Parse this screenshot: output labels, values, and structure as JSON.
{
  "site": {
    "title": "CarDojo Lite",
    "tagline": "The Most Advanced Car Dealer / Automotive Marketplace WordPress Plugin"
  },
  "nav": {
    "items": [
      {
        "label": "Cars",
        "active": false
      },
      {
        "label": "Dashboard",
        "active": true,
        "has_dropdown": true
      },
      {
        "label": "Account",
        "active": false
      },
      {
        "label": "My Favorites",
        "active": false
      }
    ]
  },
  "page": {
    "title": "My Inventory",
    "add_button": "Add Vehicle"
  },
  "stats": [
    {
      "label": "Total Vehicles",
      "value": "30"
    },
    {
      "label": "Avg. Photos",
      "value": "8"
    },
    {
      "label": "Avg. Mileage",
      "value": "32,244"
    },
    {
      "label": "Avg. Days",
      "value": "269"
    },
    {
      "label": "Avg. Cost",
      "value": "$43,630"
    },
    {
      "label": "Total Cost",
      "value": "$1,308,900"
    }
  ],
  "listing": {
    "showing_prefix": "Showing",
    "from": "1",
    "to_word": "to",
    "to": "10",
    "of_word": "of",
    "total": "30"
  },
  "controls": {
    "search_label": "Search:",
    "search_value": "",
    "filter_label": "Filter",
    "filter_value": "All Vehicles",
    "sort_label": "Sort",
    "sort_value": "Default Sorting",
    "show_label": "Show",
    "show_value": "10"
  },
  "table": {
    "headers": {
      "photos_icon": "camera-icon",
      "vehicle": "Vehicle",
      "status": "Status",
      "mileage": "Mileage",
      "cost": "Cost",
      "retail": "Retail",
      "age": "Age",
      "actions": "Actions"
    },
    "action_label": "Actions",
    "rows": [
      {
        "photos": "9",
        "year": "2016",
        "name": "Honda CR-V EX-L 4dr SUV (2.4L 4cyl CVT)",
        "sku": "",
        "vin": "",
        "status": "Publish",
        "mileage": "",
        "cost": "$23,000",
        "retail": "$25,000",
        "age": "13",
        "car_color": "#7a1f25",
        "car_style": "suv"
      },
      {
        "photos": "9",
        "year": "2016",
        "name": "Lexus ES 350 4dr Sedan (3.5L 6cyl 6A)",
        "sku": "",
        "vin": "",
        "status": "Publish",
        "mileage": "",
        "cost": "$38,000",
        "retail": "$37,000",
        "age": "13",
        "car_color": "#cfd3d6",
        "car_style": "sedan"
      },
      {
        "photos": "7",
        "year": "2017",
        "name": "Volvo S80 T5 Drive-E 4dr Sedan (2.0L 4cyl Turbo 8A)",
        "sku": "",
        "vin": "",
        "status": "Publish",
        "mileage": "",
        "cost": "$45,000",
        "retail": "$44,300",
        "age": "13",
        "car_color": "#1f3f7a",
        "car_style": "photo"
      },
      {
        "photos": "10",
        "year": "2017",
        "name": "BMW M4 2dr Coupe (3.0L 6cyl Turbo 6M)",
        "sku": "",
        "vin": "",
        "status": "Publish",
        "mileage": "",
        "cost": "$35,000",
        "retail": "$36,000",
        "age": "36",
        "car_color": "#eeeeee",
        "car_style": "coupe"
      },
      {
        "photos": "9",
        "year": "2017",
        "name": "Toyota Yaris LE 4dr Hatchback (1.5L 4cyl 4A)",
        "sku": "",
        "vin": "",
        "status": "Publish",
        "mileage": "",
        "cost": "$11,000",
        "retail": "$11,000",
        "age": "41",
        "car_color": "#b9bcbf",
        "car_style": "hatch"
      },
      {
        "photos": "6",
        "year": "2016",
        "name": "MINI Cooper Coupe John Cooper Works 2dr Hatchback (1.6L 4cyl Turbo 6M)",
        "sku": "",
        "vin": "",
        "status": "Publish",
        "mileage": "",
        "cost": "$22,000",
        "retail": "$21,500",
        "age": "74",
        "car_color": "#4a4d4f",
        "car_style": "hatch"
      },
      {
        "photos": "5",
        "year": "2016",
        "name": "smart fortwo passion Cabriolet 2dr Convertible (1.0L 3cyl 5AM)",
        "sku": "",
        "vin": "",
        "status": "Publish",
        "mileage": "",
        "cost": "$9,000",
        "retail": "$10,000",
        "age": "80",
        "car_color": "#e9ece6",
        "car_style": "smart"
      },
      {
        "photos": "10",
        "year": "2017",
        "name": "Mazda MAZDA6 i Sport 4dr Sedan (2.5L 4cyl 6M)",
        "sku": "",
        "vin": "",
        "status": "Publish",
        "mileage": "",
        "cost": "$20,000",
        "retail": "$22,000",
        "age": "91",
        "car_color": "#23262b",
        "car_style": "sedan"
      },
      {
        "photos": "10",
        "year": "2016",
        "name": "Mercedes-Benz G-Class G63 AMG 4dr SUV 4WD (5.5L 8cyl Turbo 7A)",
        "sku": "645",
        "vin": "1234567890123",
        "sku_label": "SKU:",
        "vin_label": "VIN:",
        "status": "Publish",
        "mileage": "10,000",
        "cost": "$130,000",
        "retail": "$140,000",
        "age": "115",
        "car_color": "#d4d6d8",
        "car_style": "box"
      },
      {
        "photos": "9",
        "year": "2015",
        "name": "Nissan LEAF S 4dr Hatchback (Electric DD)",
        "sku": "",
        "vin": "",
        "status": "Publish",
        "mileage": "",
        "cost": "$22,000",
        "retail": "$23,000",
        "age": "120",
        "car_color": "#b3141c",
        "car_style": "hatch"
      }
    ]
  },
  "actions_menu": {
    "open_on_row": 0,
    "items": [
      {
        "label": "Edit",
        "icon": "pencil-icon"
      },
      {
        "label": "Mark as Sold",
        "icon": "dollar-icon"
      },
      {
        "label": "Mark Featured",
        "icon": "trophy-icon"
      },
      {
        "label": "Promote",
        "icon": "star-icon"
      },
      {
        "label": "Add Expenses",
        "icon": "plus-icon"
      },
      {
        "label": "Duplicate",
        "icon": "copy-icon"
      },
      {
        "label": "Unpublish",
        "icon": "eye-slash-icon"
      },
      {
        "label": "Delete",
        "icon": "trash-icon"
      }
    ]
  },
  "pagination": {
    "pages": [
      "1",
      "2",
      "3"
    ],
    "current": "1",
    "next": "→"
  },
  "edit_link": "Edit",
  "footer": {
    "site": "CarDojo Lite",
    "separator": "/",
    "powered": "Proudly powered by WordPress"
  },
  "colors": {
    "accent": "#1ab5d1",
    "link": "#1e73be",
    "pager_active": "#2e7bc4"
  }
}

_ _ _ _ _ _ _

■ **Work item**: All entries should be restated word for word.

■ **Response below**:
Parse this screenshot: output labels, values, and structure as JSON.
{
  "site": {
    "title": "CarDojo Lite",
    "tagline": "The Most Advanced Car Dealer / Automotive Marketplace WordPress Plugin"
  },
  "nav": {
    "items": [
      {
        "label": "Cars",
        "active": false
      },
      {
        "label": "Dashboard",
        "active": true,
        "has_dropdown": true
      },
      {
        "label": "Account",
        "active": false
      },
      {
        "label": "My Favorites",
        "active": false
      }
    ]
  },
  "page": {
    "title": "My Inventory",
    "add_button": "Add Vehicle"
  },
  "stats": [
    {
      "label": "Total Vehicles",
      "value": "30"
    },
    {
      "label": "Avg. Photos",
      "value": "8"
    },
    {
      "label": "Avg. Mileage",
      "value": "32,244"
    },
    {
      "label": "Avg. Days",
      "value": "269"
    },
    {
      "label": "Avg. Cost",
      "value": "$43,630"
    },
    {
      "label": "Total Cost",
      "value": "$1,308,900"
    }
  ],
  "listing": {
    "showing_prefix": "Showing",
    "from": "1",
    "to_word": "to",
    "to": "10",
    "of_word": "of",
    "total": "30"
  },
  "controls": {
    "search_label": "Search:",
    "search_value": "",
    "filter_label": "Filter",
    "filter_value": "All Vehicles",
    "sort_label": "Sort",
    "sort_value": "Default Sorting",
    "show_label": "Show",
    "show_value": "10"
  },
  "table": {
    "headers": {
      "photos_icon": "camera-icon",
      "vehicle": "Vehicle",
      "status": "Status",
      "mileage": "Mileage",
      "cost": "Cost",
      "retail": "Retail",
      "age": "Age",
      "actions": "Actions"
    },
    "action_label": "Actions",
    "rows": [
      {
        "photos": "9",
        "year": "2016",
        "name": "Honda CR-V EX-L 4dr SUV (2.4L 4cyl CVT)",
        "sku": "",
        "vin": "",
        "status": "Publish",
        "mileage": "",
        "cost": "$23,000",
        "retail": "$25,000",
        "age": "13",
        "car_color": "#7a1f25",
        "car_style": "suv"
      },
      {
        "photos": "9",
        "year": "2016",
        "name": "Lexus ES 350 4dr Sedan (3.5L 6cyl 6A)",
        "sku": "",
        "vin": "",
        "status": "Publish",
        "mileage": "",
        "cost": "$38,000",
        "retail": "$37,000",
        "age": "13",
        "car_color": "#cfd3d6",
        "car_style": "sedan"
      },
      {
        "photos": "7",
        "year": "2017",
        "name": "Volvo S80 T5 Drive-E 4dr Sedan (2.0L 4cyl Turbo 8A)",
        "sku": "",
        "vin": "",
        "status": "Publish",
        "mileage": "",
        "cost": "$45,000",
        "retail": "$44,300",
        "age": "13",
        "car_color": "#1f3f7a",
        "car_style": "photo"
      },
      {
        "photos": "10",
        "year": "2017",
        "name": "BMW M4 2dr Coupe (3.0L 6cyl Turbo 6M)",
        "sku": "",
        "vin": "",
        "status": "Publish",
        "mileage": "",
        "cost": "$35,000",
        "retail": "$36,000",
        "age": "36",
        "car_color": "#eeeeee",
        "car_style": "coupe"
      },
      {
        "photos": "9",
        "year": "2017",
        "name": "Toyota Yaris LE 4dr Hatchback (1.5L 4cyl 4A)",
        "sku": "",
        "vin": "",
        "status": "Publish",
        "mileage": "",
        "cost": "$11,000",
        "retail": "$11,000",
        "age": "41",
        "car_color": "#b9bcbf",
        "car_style": "hatch"
      },
      {
        "photos": "6",
        "year": "2016",
        "name": "MINI Cooper Coupe John Cooper Works 2dr Hatchback (1.6L 4cyl Turbo 6M)",
        "sku": "",
        "vin": "",
        "status": "Publish",
        "mileage": "",
        "cost": "$22,000",
        "retail": "$21,500",
        "age": "74",
        "car_color": "#4a4d4f",
        "car_style": "hatch"
      },
      {
        "photos": "5",
        "year": "2016",
        "name": "smart fortwo passion Cabriolet 2dr Convertible (1.0L 3cyl 5AM)",
        "sku": "",
        "vin": "",
        "status": "Publish",
        "mileage": "",
        "cost": "$9,000",
        "retail": "$10,000",
        "age": "80",
        "car_color": "#e9ece6",
        "car_style": "smart"
      },
      {
        "photos": "10",
        "year": "2017",
        "name": "Mazda MAZDA6 i Sport 4dr Sedan (2.5L 4cyl 6M)",
        "sku": "",
        "vin": "",
        "status": "Publish",
        "mileage": "",
        "cost": "$20,000",
        "retail": "$22,000",
        "age": "91",
        "car_color": "#23262b",
        "car_style": "sedan"
      },
      {
        "photos": "10",
        "year": "2016",
        "name": "Mercedes-Benz G-Class G63 AMG 4dr SUV 4WD (5.5L 8cyl Turbo 7A)",
        "sku": "645",
        "vin": "1234567890123",
        "sku_label": "SKU:",
        "vin_label": "VIN:",
        "status": "Publish",
        "mileage": "10,000",
        "cost": "$130,000",
        "retail": "$140,000",
        "age": "115",
        "car_color": "#d4d6d8",
        "car_style": "box"
      },
      {
        "photos": "9",
        "year": "2015",
        "name": "Nissan LEAF S 4dr Hatchback (Electric DD)",
        "sku": "",
        "vin": "",
        "status": "Publish",
        "mileage": "",
        "cost": "$22,000",
        "retail": "$23,000",
        "age": "120",
        "car_color": "#b3141c",
        "car_style": "hatch"
      }
    ]
  },
  "actions_menu": {
    "open_on_row": 0,
    "items": [
      {
        "label": "Edit",
        "icon": "pencil-icon"
      },
      {
        "label": "Mark as Sold",
        "icon": "dollar-icon"
      },
      {
        "label": "Mark Featured",
        "icon": "trophy-icon"
      },
      {
        "label": "Promote",
        "icon": "star-icon"
      },
      {
        "label": "Add Expenses",
        "icon": "plus-icon"
      },
      {
        "label": "Duplicate",
        "icon": "copy-icon"
      },
      {
        "label": "Unpublish",
        "icon": "eye-slash-icon"
      },
      {
        "label": "Delete",
        "icon": "trash-icon"
      }
    ]
  },
  "pagination": {
    "pages": [
      "1",
      "2",
      "3"
    ],
    "current": "1",
    "next": "→"
  },
  "edit_link": "Edit",
  "footer": {
    "site": "CarDojo Lite",
    "separator": "/",
    "powered": "Proudly powered by WordPress"
  },
  "colors": {
    "accent": "#1ab5d1",
    "link": "#1e73be",
    "pager_active": "#2e7bc4"
  }
}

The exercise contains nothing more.